=== What is being asked ===
State how many lines in the entries below hold the string "JSON", and give nothing besides that number.

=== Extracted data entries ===
++++++++++
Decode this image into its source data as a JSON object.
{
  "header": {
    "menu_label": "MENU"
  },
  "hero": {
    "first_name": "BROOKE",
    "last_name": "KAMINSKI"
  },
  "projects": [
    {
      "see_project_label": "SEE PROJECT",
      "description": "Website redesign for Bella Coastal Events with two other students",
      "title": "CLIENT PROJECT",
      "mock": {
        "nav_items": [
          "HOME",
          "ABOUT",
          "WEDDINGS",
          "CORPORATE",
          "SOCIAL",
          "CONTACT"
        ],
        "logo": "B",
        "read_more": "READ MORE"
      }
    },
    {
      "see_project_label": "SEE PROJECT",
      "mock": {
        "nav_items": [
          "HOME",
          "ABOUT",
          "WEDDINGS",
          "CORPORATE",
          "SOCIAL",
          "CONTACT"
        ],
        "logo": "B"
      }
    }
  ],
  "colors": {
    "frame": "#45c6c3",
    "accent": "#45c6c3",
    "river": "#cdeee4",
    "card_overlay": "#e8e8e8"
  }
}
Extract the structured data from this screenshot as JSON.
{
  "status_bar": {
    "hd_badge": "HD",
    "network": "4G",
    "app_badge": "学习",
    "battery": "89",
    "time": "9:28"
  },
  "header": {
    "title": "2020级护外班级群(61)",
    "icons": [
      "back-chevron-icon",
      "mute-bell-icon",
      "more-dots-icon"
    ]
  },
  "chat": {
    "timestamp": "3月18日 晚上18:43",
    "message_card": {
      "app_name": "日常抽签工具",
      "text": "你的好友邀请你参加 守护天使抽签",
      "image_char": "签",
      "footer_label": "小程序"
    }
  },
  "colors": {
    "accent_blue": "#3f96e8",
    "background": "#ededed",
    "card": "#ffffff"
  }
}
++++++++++
=== Solution to this task ===
2